Copy each line of the entries that includes the word "this".

(Provided entries)

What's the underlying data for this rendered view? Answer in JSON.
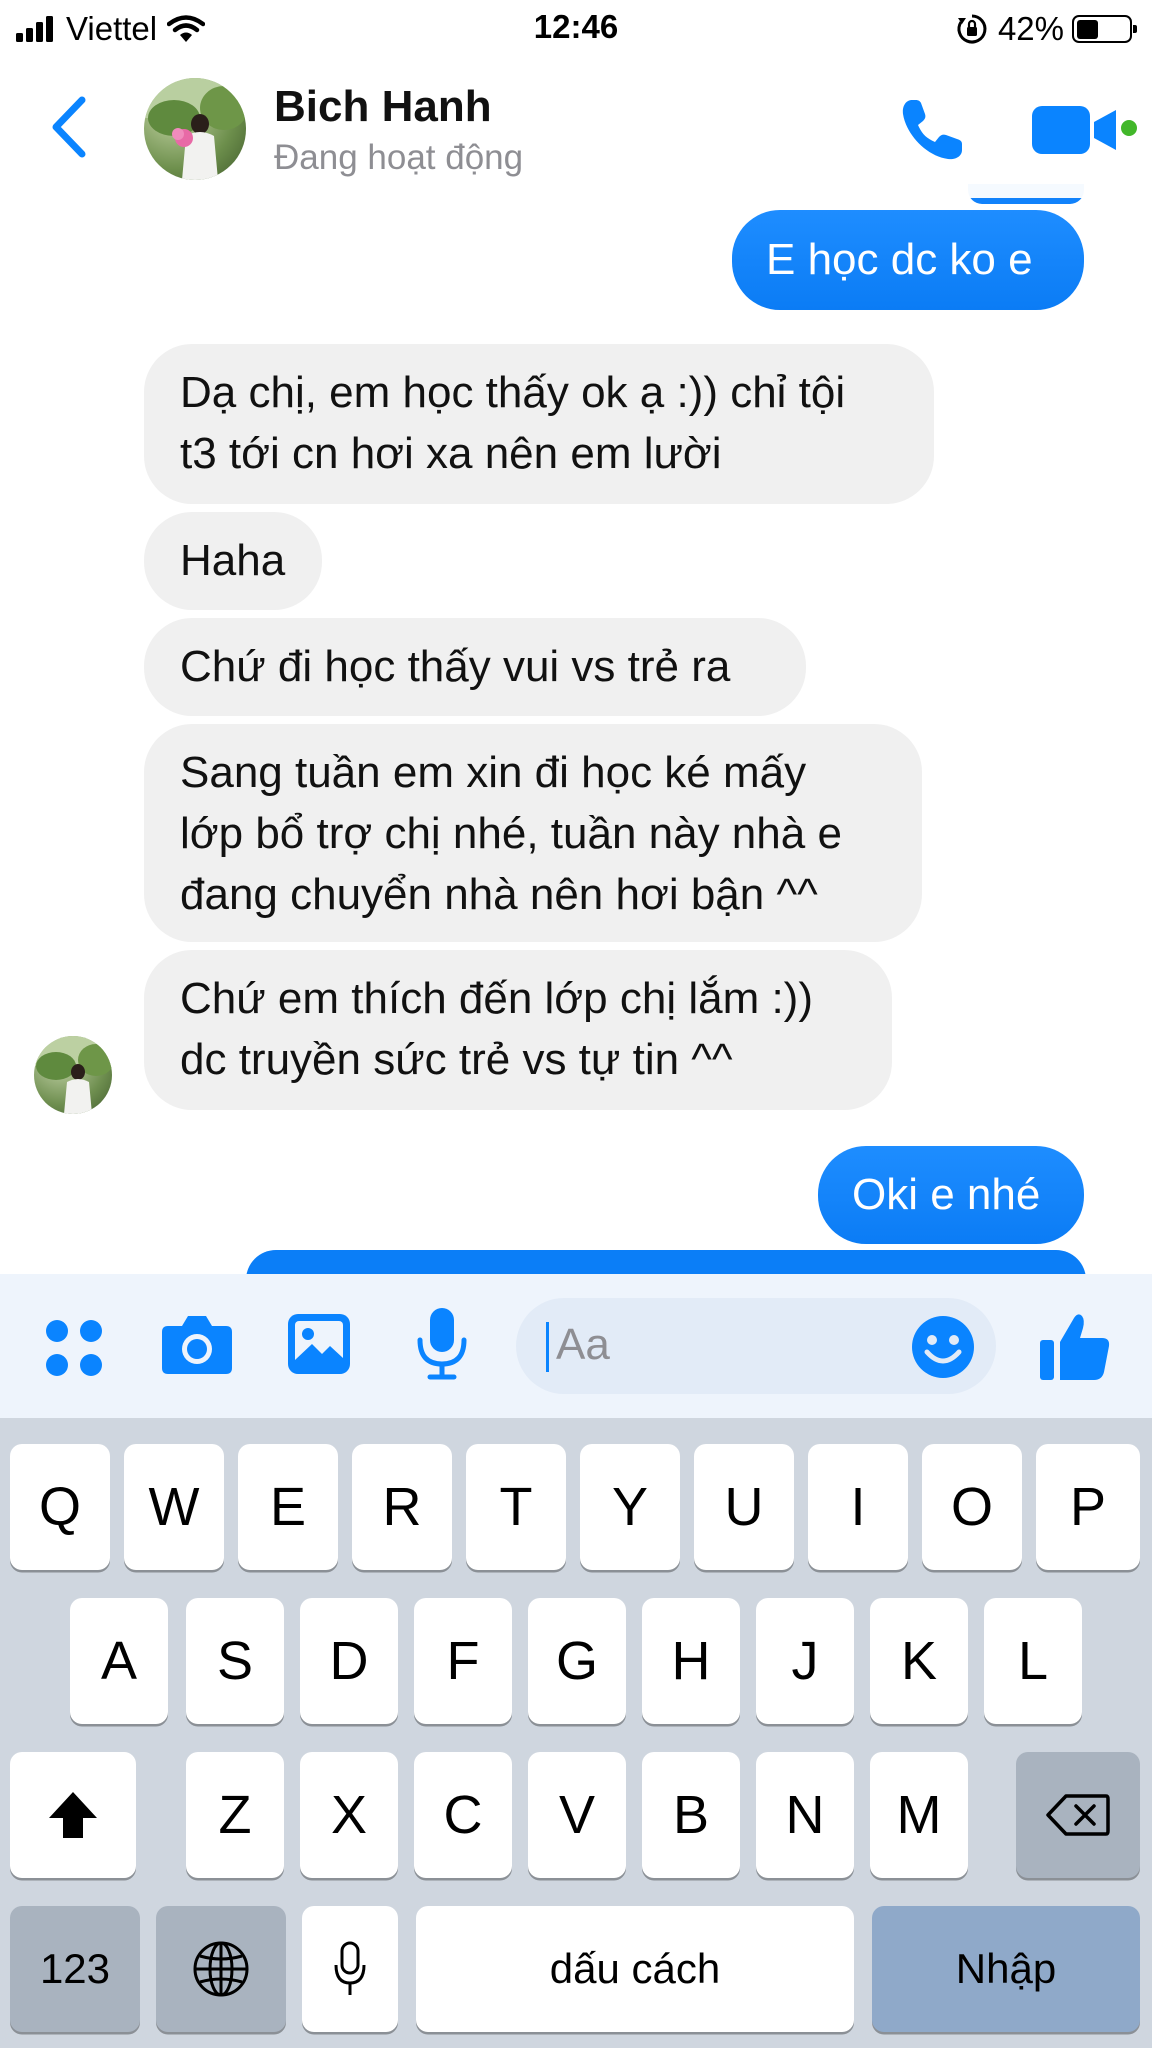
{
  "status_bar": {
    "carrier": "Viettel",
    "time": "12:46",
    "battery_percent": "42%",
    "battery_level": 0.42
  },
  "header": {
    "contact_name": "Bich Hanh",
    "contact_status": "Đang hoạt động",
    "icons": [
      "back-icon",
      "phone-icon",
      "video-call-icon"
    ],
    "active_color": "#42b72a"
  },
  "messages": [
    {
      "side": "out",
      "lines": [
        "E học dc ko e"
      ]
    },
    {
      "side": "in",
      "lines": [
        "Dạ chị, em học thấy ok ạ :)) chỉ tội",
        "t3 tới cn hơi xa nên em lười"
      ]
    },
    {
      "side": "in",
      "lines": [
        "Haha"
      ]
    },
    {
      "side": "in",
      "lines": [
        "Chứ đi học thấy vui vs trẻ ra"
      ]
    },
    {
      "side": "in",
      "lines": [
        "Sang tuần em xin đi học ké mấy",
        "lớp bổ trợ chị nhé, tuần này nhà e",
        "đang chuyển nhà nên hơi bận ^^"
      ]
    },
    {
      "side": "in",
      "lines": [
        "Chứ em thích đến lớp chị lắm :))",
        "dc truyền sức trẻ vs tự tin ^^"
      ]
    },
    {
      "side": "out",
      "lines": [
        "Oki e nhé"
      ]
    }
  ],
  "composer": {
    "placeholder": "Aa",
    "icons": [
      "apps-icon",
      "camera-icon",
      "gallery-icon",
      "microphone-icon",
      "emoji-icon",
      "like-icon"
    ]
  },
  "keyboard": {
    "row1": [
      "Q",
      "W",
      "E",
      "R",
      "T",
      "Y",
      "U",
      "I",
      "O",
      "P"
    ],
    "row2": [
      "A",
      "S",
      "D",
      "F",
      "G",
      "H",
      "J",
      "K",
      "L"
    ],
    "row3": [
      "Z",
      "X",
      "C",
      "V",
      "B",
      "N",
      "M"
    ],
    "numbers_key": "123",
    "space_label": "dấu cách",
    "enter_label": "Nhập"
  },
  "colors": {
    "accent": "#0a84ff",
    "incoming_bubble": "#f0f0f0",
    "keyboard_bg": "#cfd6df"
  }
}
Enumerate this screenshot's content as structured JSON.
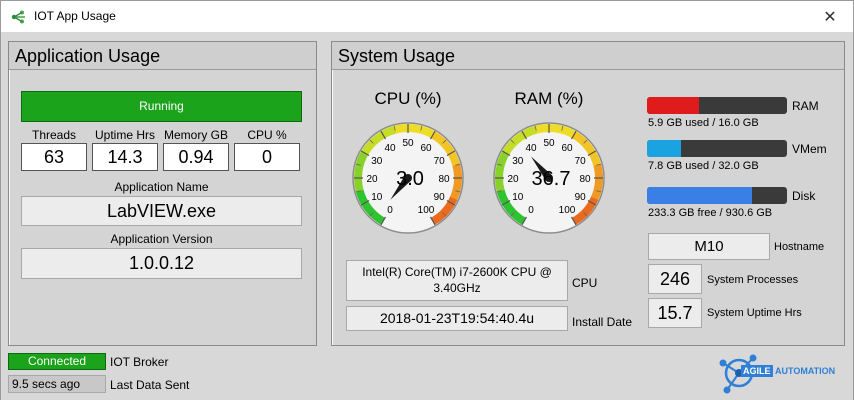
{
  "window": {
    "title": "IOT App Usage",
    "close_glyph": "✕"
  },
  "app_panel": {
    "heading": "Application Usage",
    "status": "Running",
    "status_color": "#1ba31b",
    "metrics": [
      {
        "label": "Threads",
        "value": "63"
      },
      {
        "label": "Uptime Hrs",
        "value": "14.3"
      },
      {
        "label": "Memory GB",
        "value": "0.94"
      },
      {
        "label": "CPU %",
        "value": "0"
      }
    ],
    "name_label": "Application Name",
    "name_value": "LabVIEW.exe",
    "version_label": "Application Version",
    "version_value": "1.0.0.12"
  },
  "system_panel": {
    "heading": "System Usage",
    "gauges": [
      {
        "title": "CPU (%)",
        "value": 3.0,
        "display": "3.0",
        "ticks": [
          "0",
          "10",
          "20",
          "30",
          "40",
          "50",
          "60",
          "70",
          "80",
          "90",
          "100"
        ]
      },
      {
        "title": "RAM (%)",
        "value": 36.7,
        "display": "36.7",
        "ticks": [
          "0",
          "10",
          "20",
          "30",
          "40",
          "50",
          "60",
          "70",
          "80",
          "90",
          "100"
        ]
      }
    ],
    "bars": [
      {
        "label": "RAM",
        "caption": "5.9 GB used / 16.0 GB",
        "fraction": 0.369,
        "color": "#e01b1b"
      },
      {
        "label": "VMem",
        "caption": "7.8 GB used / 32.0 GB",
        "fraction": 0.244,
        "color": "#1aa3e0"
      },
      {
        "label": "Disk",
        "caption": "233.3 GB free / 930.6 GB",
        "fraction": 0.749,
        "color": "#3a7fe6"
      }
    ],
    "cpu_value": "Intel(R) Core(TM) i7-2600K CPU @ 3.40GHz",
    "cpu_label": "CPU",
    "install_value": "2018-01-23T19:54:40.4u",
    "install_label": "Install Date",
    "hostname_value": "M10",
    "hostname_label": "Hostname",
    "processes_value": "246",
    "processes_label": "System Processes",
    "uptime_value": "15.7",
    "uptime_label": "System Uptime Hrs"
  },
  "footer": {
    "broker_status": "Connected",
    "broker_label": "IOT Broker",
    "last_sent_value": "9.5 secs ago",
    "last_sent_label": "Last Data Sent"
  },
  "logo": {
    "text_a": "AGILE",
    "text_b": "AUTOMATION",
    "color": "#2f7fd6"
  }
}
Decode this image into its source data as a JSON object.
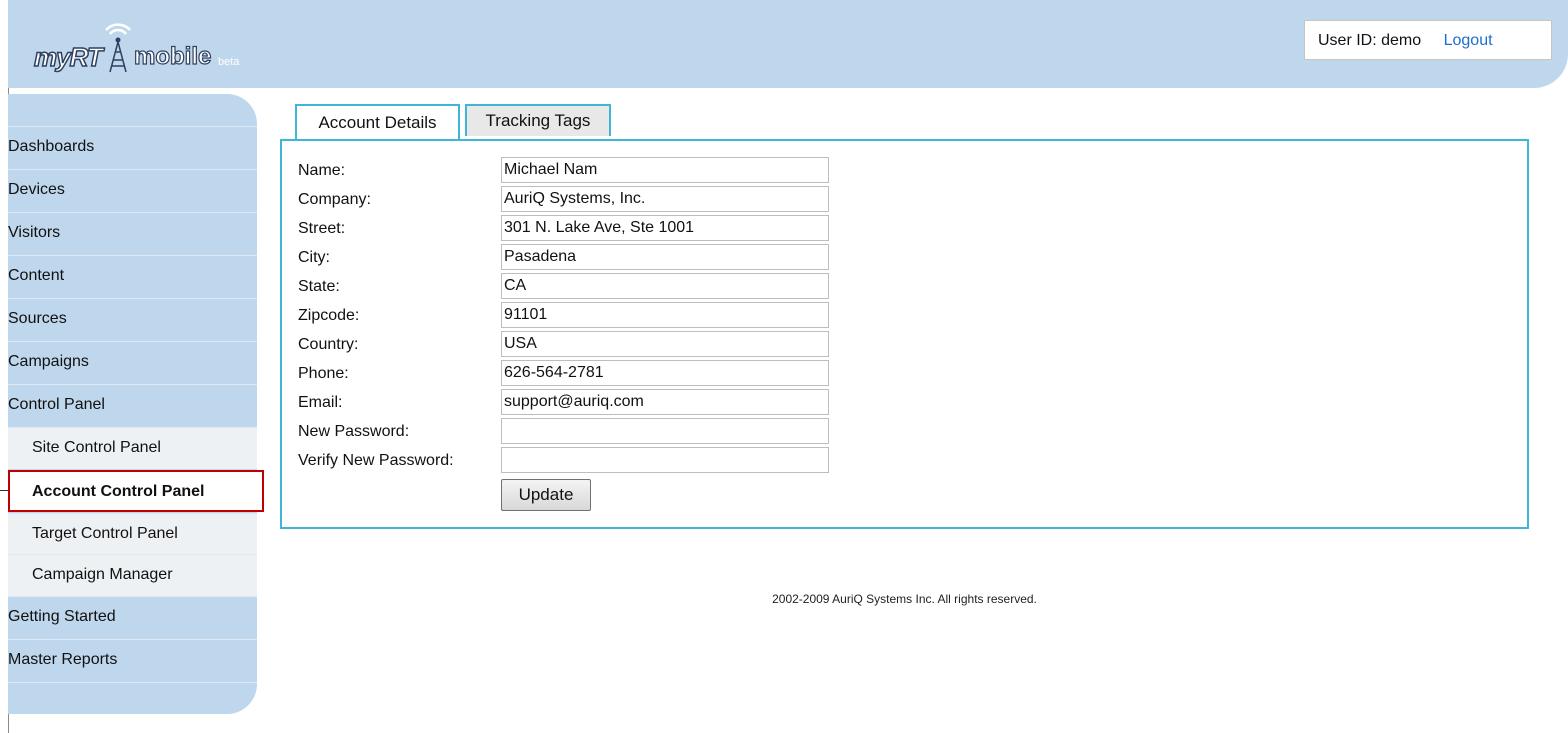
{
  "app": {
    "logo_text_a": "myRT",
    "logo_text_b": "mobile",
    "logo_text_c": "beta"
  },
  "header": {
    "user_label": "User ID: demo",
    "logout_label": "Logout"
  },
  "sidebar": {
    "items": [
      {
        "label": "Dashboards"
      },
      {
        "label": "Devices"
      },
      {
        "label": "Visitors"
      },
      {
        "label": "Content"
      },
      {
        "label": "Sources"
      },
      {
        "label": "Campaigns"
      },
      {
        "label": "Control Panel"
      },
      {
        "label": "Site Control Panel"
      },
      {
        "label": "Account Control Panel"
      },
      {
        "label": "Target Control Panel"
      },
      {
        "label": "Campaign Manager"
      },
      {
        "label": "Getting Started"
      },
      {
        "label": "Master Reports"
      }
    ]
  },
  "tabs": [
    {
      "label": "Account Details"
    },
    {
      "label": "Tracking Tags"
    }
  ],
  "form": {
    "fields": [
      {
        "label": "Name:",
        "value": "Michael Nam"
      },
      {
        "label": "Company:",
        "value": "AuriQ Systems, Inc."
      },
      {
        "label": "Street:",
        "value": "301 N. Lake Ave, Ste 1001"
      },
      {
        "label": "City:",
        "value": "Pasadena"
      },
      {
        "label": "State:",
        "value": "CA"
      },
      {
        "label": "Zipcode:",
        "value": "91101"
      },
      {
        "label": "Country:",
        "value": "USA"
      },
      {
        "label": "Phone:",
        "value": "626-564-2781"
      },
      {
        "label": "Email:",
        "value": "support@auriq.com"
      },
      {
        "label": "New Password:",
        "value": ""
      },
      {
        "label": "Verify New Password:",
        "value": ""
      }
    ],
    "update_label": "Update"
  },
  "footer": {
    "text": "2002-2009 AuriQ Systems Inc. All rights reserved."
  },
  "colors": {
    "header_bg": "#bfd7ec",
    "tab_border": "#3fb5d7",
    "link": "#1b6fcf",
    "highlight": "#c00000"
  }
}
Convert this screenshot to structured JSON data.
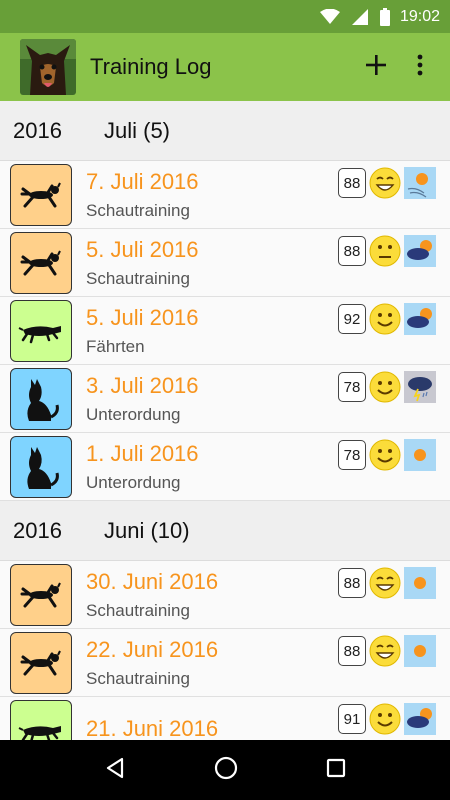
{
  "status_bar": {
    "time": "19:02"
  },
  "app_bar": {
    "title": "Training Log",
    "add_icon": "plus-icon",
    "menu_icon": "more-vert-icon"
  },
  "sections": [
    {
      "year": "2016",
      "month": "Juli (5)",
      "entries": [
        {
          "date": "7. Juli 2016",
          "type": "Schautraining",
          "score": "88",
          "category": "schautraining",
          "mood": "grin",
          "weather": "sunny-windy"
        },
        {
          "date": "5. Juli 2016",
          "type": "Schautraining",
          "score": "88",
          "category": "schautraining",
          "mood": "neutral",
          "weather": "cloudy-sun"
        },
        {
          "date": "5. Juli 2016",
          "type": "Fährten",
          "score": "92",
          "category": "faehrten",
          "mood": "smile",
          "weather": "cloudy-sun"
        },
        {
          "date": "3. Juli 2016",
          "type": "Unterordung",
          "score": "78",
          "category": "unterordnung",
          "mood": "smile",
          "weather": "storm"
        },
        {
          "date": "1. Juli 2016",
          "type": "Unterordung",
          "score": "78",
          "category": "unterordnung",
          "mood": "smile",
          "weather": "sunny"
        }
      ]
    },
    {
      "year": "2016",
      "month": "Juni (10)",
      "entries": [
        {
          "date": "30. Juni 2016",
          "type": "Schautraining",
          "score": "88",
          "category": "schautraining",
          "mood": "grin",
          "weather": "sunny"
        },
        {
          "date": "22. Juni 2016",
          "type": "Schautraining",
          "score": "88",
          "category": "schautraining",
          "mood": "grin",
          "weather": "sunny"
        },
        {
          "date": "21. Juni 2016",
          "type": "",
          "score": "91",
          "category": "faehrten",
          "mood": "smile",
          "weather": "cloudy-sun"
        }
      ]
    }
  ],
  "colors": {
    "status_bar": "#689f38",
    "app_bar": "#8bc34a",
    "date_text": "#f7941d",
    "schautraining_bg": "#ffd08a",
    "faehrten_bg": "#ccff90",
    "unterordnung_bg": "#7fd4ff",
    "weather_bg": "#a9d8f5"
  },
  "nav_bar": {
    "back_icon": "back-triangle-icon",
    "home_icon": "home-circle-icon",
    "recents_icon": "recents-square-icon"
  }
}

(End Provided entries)

**Exercise output**:
What's the underlying data for this rendered view? Answer in JSON.
Enumerate this screenshot's content as structured JSON.
Decode this image into its source data as a JSON object.
Convert this screenshot to structured JSON data.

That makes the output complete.